## Task brief:
In the entries that follow, which lines hold the string "ľuďom"? List them.

[[ Material provided open ]]

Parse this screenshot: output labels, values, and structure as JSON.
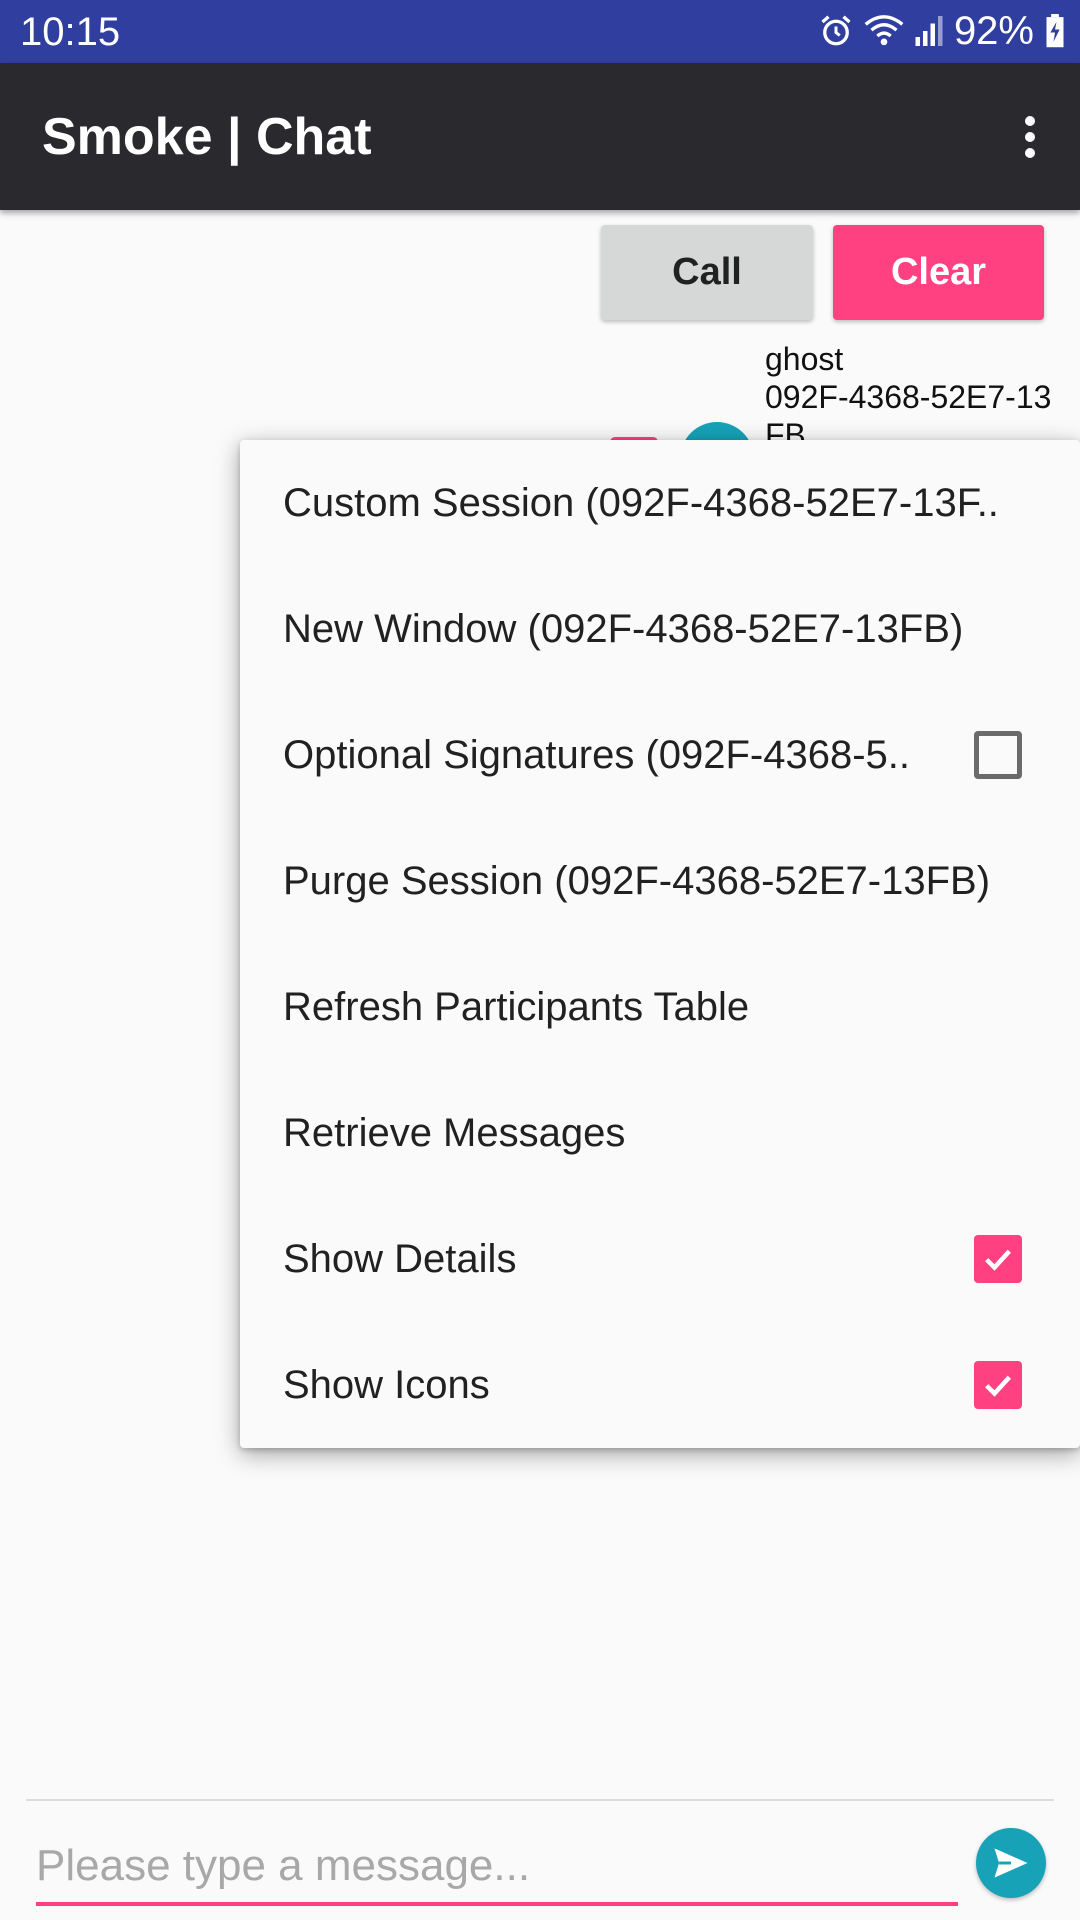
{
  "status_bar": {
    "time": "10:15",
    "battery": "92%",
    "icons": [
      "alarm-icon",
      "wifi-icon",
      "signal-icon",
      "battery-charging-icon"
    ]
  },
  "app_bar": {
    "title": "Smoke | Chat",
    "overflow_icon": "more-vert-icon"
  },
  "buttons": {
    "call_label": "Call",
    "clear_label": "Clear"
  },
  "participant": {
    "name": "ghost",
    "id": "092F-4368-52E7-13FB",
    "selected": true
  },
  "menu": {
    "items": [
      {
        "label": "Custom Session (092F-4368-52E7-13F..",
        "checkbox": null
      },
      {
        "label": "New Window (092F-4368-52E7-13FB)",
        "checkbox": null
      },
      {
        "label": "Optional Signatures (092F-4368-5..",
        "checkbox": false
      },
      {
        "label": "Purge Session (092F-4368-52E7-13FB)",
        "checkbox": null
      },
      {
        "label": "Refresh Participants Table",
        "checkbox": null
      },
      {
        "label": "Retrieve Messages",
        "checkbox": null
      },
      {
        "label": "Show Details",
        "checkbox": true
      },
      {
        "label": "Show Icons",
        "checkbox": true
      }
    ]
  },
  "composer": {
    "placeholder": "Please type a message...",
    "value": "",
    "send_icon": "send-icon"
  },
  "colors": {
    "status_bar": "#303f9f",
    "app_bar": "#2a292e",
    "accent": "#ff4081",
    "teal": "#17a2b8"
  }
}
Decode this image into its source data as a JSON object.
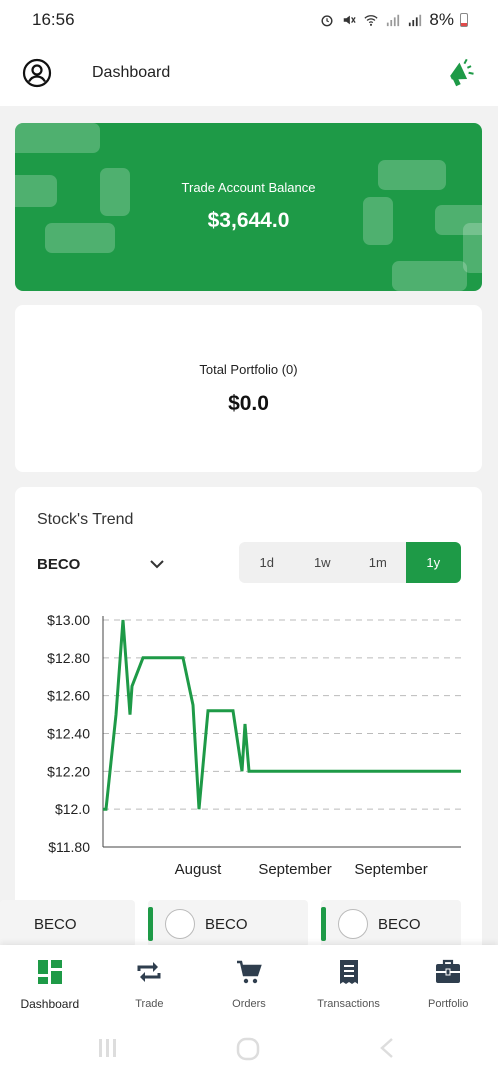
{
  "status_bar": {
    "time": "16:56",
    "battery": "8%"
  },
  "header": {
    "title": "Dashboard",
    "profile_icon": "user-circle-icon",
    "announce_icon": "megaphone-icon"
  },
  "balance": {
    "label": "Trade Account Balance",
    "value": "$3,644.0"
  },
  "portfolio": {
    "label": "Total Portfolio (0)",
    "value": "$0.0"
  },
  "trend": {
    "title": "Stock's Trend",
    "symbol": "BECO",
    "ranges": [
      {
        "label": "1d",
        "active": false
      },
      {
        "label": "1w",
        "active": false
      },
      {
        "label": "1m",
        "active": false
      },
      {
        "label": "1y",
        "active": true
      }
    ]
  },
  "chart_data": {
    "type": "line",
    "ylim": [
      11.8,
      13.0
    ],
    "yticks": [
      "$13.00",
      "$12.80",
      "$12.60",
      "$12.40",
      "$12.20",
      "$12.0",
      "$11.80"
    ],
    "ytick_values": [
      13.0,
      12.8,
      12.6,
      12.4,
      12.2,
      12.0,
      11.8
    ],
    "xticks": [
      "August",
      "September",
      "September"
    ],
    "grid": true,
    "color": "#1e9a47",
    "series": [
      {
        "values": [
          12.0,
          12.0,
          12.5,
          13.0,
          12.5,
          12.65,
          12.8,
          12.8,
          12.8,
          12.8,
          12.55,
          12.0,
          12.52,
          12.52,
          12.52,
          12.2,
          12.45,
          12.2,
          12.2,
          12.2,
          12.2,
          12.2
        ]
      }
    ]
  },
  "mini_cards": [
    {
      "label": "BECO"
    },
    {
      "label": "BECO"
    },
    {
      "label": "BECO"
    }
  ],
  "bottom_nav": [
    {
      "label": "Dashboard",
      "icon": "dashboard-icon",
      "active": true
    },
    {
      "label": "Trade",
      "icon": "trade-icon",
      "active": false
    },
    {
      "label": "Orders",
      "icon": "cart-icon",
      "active": false
    },
    {
      "label": "Transactions",
      "icon": "receipt-icon",
      "active": false
    },
    {
      "label": "Portfolio",
      "icon": "briefcase-icon",
      "active": false
    }
  ],
  "colors": {
    "brand": "#1e9a47",
    "icon_dark": "#2f3e4e"
  }
}
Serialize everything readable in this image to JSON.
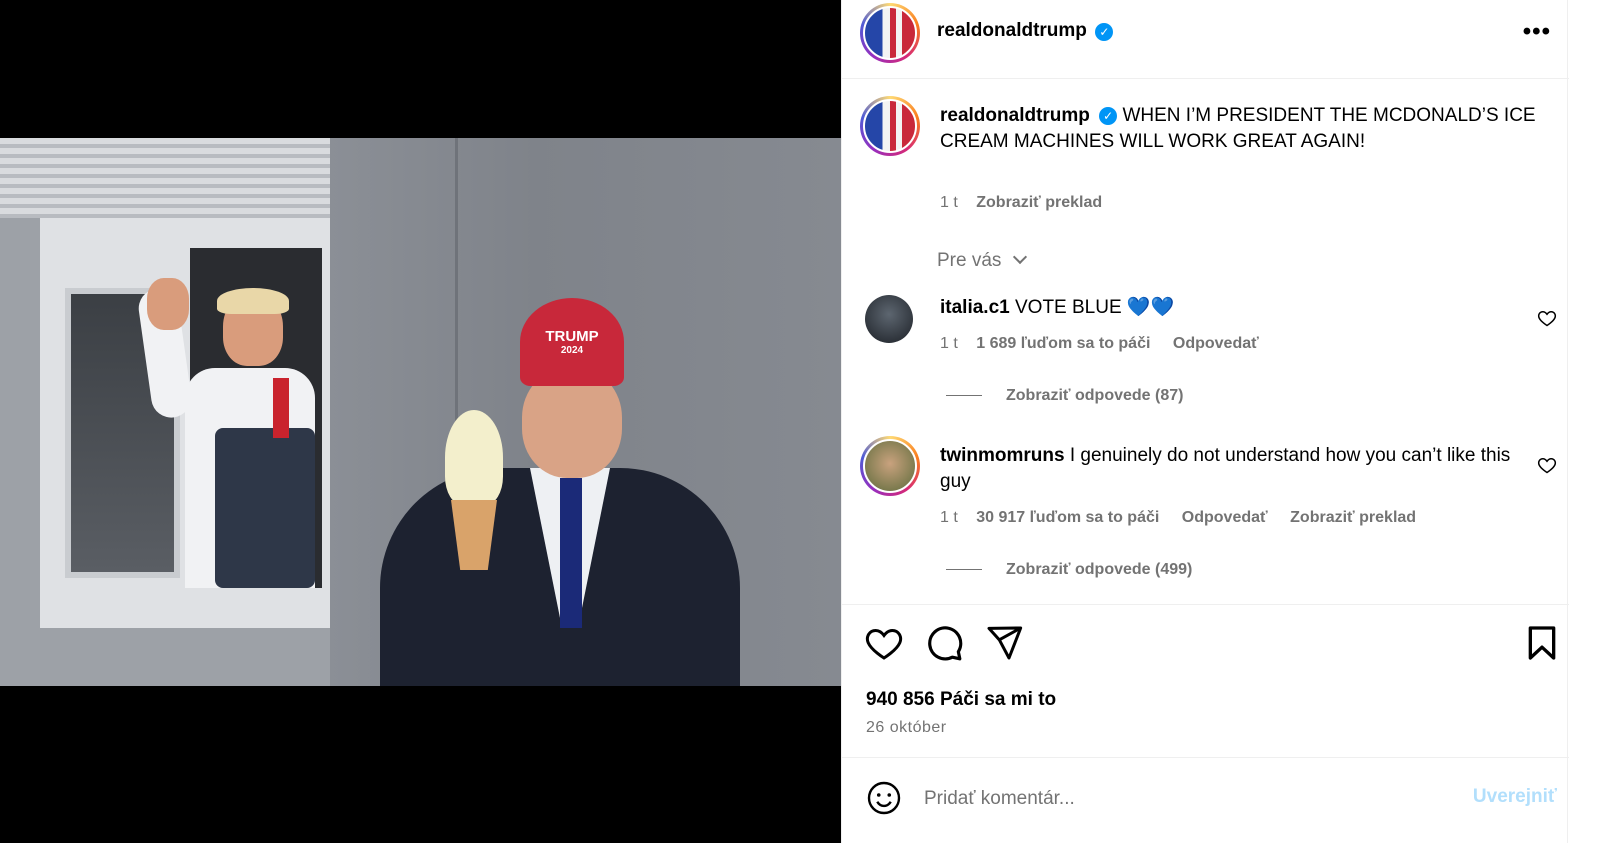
{
  "post": {
    "username": "realdonaldtrump",
    "verified_icon": "verified-badge-icon",
    "more_icon": "more-options-icon",
    "photo_cap_text": "TRUMP",
    "photo_cap_year": "2024"
  },
  "caption": {
    "username": "realdonaldtrump",
    "text": "WHEN I’M PRESIDENT THE MCDONALD’S ICE CREAM MACHINES WILL WORK GREAT AGAIN!",
    "time": "1 t",
    "translate": "Zobraziť preklad"
  },
  "filter": {
    "label": "Pre vás"
  },
  "comments": [
    {
      "username": "italia.c1",
      "text": "VOTE BLUE 💙💙",
      "time": "1 t",
      "likes": "1 689 ľuďom sa to páči",
      "reply": "Odpovedať",
      "view_replies": "Zobraziť odpovede (87)"
    },
    {
      "username": "twinmomruns",
      "text": "I genuinely do not understand how you can’t like this guy",
      "time": "1 t",
      "likes": "30 917 ľuďom sa to páči",
      "reply": "Odpovedať",
      "translate": "Zobraziť preklad",
      "view_replies": "Zobraziť odpovede (499)"
    }
  ],
  "stats": {
    "likes": "940 856 Páči sa mi to",
    "date": "26 október"
  },
  "comment_box": {
    "placeholder": "Pridať komentár...",
    "post_label": "Uverejniť"
  }
}
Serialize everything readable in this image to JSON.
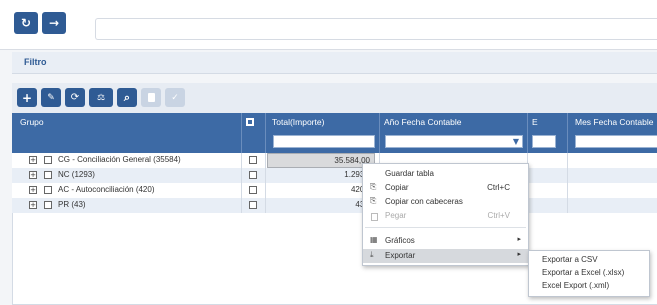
{
  "topbar": {
    "refresh_icon": "↻",
    "forward_icon": "→"
  },
  "filter": {
    "label": "Filtro"
  },
  "toolbar": {
    "buttons": [
      {
        "icon": "+",
        "name": "add"
      },
      {
        "icon": "✎",
        "name": "edit"
      },
      {
        "icon": "⟳",
        "name": "refresh"
      },
      {
        "icon": "⚖",
        "name": "compare"
      },
      {
        "icon": "⌕",
        "name": "search"
      },
      {
        "icon": "🗑",
        "name": "delete"
      },
      {
        "icon": "✓",
        "name": "confirm"
      }
    ]
  },
  "grid": {
    "headers": {
      "grupo": "Grupo",
      "select_all": "■",
      "total": "Total(Importe)",
      "anio": "Año Fecha Contable",
      "e": "E",
      "mes": "Mes Fecha Contable"
    },
    "rows": [
      {
        "group": "CG - Conciliación General (35584)",
        "total": "35.584,00"
      },
      {
        "group": "NC (1293)",
        "total": "1.293,0"
      },
      {
        "group": "AC - Autoconciliación (420)",
        "total": "420,0"
      },
      {
        "group": "PR (43)",
        "total": "43,0"
      }
    ]
  },
  "context_menu": {
    "items": [
      {
        "label": "Guardar tabla",
        "icon": "",
        "shortcut": ""
      },
      {
        "label": "Copiar",
        "icon": "⎘",
        "shortcut": "Ctrl+C"
      },
      {
        "label": "Copiar con cabeceras",
        "icon": "⎘",
        "shortcut": ""
      },
      {
        "label": "Pegar",
        "icon": "📋",
        "shortcut": "Ctrl+V"
      },
      {
        "label": "Gráficos",
        "icon": "▦",
        "shortcut": ""
      },
      {
        "label": "Exportar",
        "icon": "⤓",
        "shortcut": ""
      }
    ],
    "arrow": "▸"
  },
  "submenu": {
    "items": [
      "Exportar a CSV",
      "Exportar a Excel (.xlsx)",
      "Excel Export (.xml)"
    ]
  },
  "colors": {
    "accent": "#2f5b94",
    "header_bg": "#3d6aa5",
    "row_alt": "#e8eef6",
    "highlight": "#d6d9dd"
  }
}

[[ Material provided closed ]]

## Solution for this task:
      "likes": "1 689 ľuďom sa to páči",
      "likes": "30 917 ľuďom sa to páči",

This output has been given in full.